Accomplice (alpha striking fun)
Trail of the Gods +1 melee AP/+2 damage)
Alpha (shift AP to where it needs to be)
|Law of meat (prevents charges/melee actions)
Domesticate (-ve flips for enemy beasts)
|Myranda||High walk value||Hunting call (shift AP to beatsticks for extra killyness)
Shapechange (turn Myranda into a beast you need at the time to shift the speed advantage)
Pack leader (Extra attacks from friendly beasts is never a bad thing)
|Huntress (+ve flips to defense for nearby beasts)
Primal flame (healing spell)
|December acolyte||From the shadows (Deploy ahead of the deployment zone)||Good ranged weapon (the only model which doesn’t have to be stood next to the enemy to hurt them)
Smell weakness (improves the speed of taking down enemies)
|Good ranged weapon (people don’t like getting shot, so stay away)
Hands out slow condition (slow slows stuff down)
Forces card discard (discarded cards = more failed duels = slow down)
|RSR||Slither (once combat is joined, this allows the RSR to get where it needs to be)
|High defense (opponent has to waste cards hitting, or waste AP missing)
terrifying (usually useless, but sometimes the opponent needs to burn a card, meaning it’s not available for other things)
Constriction (double +ve flips to disengage stops opponents moving to where they want to be)
Wicked (damaging opponents if they fail to disengage makes them even less likely to try)
|Molemen||Tunnelling (0 action to place in contact with a nearby scheme marker, movement in any way which isn’t a walk action is amazing…fact)||Armour 2 (takes more damage to kill them off, therefore more AP spent), defense trigger (takes even more AP to kill them)|
Well, that was a fascinating table wasn’t it? But what does it tell me? Well as I hoped, my “multipurpose” base crew for any strategy pans out pretty averagely. It’s not bad in raw speed, with Marcus and Molemen panning out really nicely there. In terms of acceleration it’s possibly a little top heavy, with Marcus and Myranda providing most of that… but then Marcus and Myranda are both pretty much gear sticks, able to shift the pushing power/resistance of the crew at the drop of a hat, so that seems fair enough.
I’m also very impressed and surprised with the deceleration which the crew can bring to the opponent’s crew, with everything able to do something to slow them down (which of course is useful in every strategy and every scheme). This is something I hadn’t really spotted on the face of it. I always view Marcus’ crew as a crew which wants to get in, break some faces, and then run away, but certainly the molemen and RSR can survive a fair while in a fight, and with the support of Myranda they’re as resilient as many other things in Malifaux. This was something I hadn’t really identified in the Molemen before. I tend to use them for chucking out scheme markers, but with armour 2 and a defensive trigger to potentially reduce damage to 0, they actually do very well against many models which have a weak damage of 2. Holding up those models for a turn to stop them getting a squatter’s rights marker (for instance) can easily be the difference between winning/losing a game (see my Halifaux game against Jimmy).
So in summary, I think Joel’s speed theory is a really interesting new way of looking at how your crew functions, and what it has to offer in different areas.
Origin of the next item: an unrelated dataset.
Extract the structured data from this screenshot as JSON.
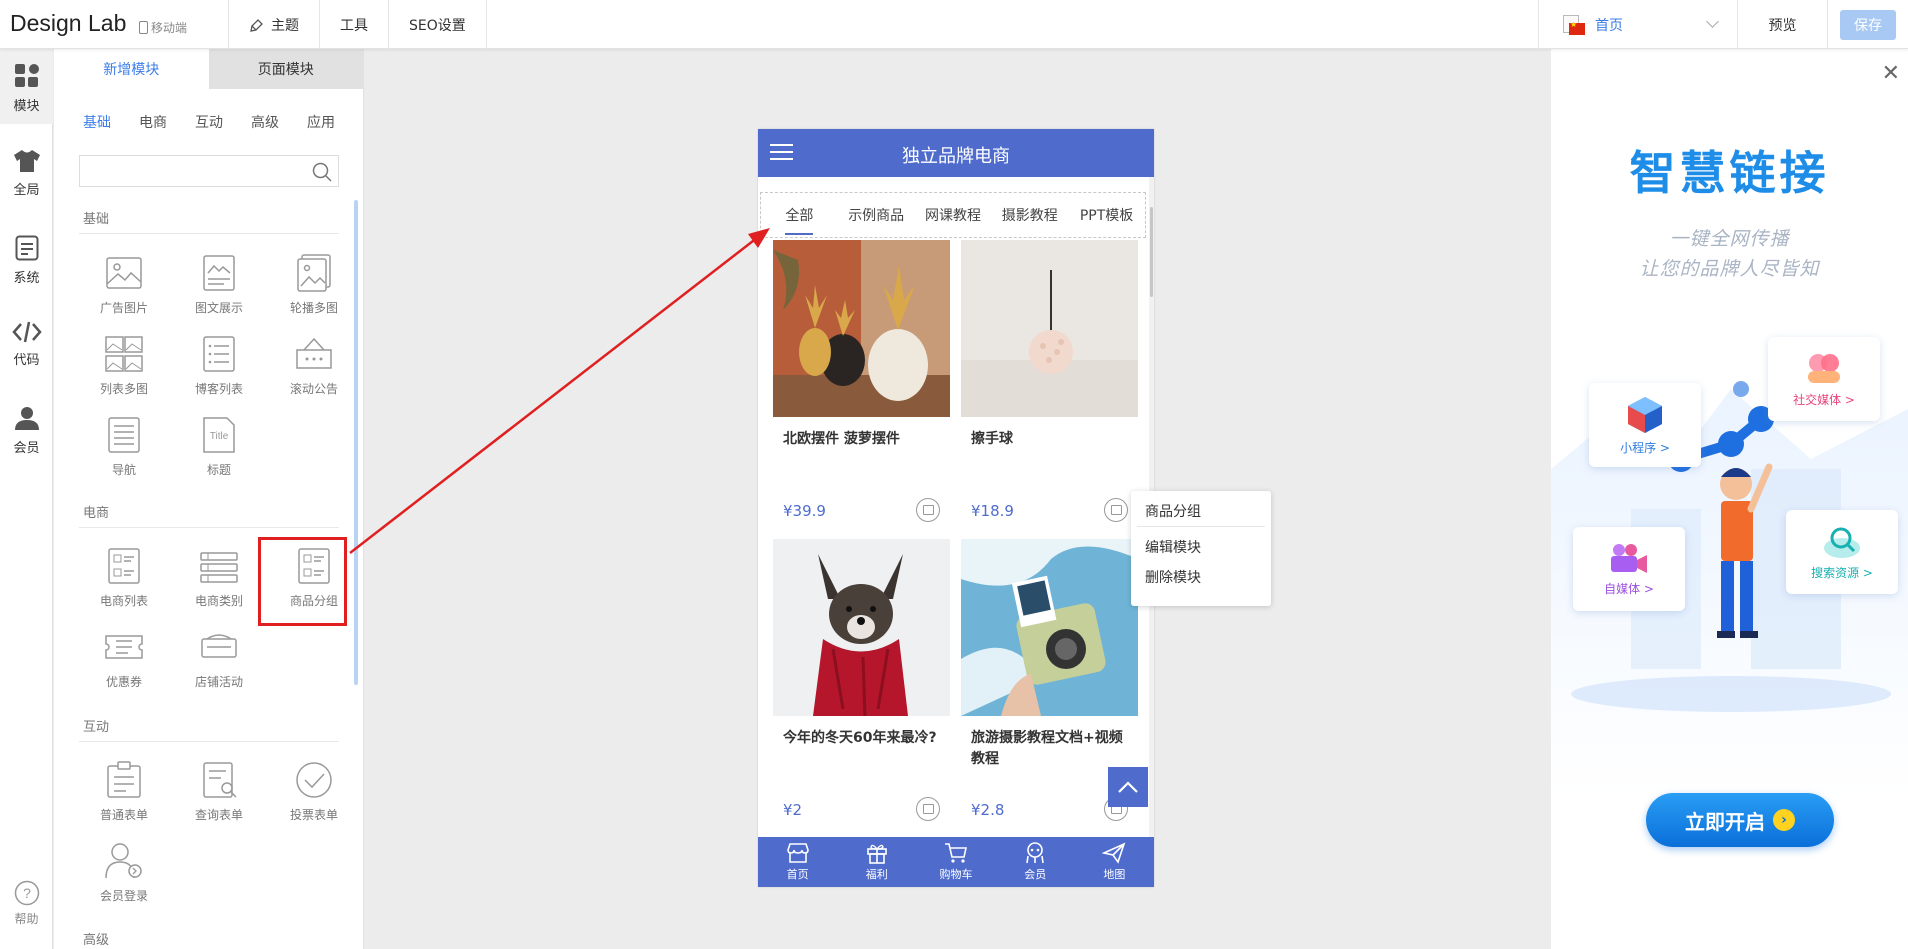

It also really highlights strengths of individual models. For instance from a standing start, Marcus can either shut down half of the opposing crew with law of meat, debuff a key model to put it on negative flips for the turn (meaning beatsticks/RSR can get in and do some real damage), get a bunch more AP out of a beatstick, or leg it himself to get the movement to out position the opponent for next turn. He’s so flexible it’s ridiculous.
Anyway, so my advice to you, is have a think through what the different models in your crew do in terms of this speed theory (maybe make a table… if you’re that way inclined). It really makes you think about what each ability/action is actually giving to your crew.
And with that, I’ll end here. At present I have no idea what the next post will be about. There’s still a Cerberus and RSR which you might like a focussed post on, so maybe one of those, or maybe I’ll have figured out some deep philosophical point to make, or tactical ploy to try out. Who knows.
Until next time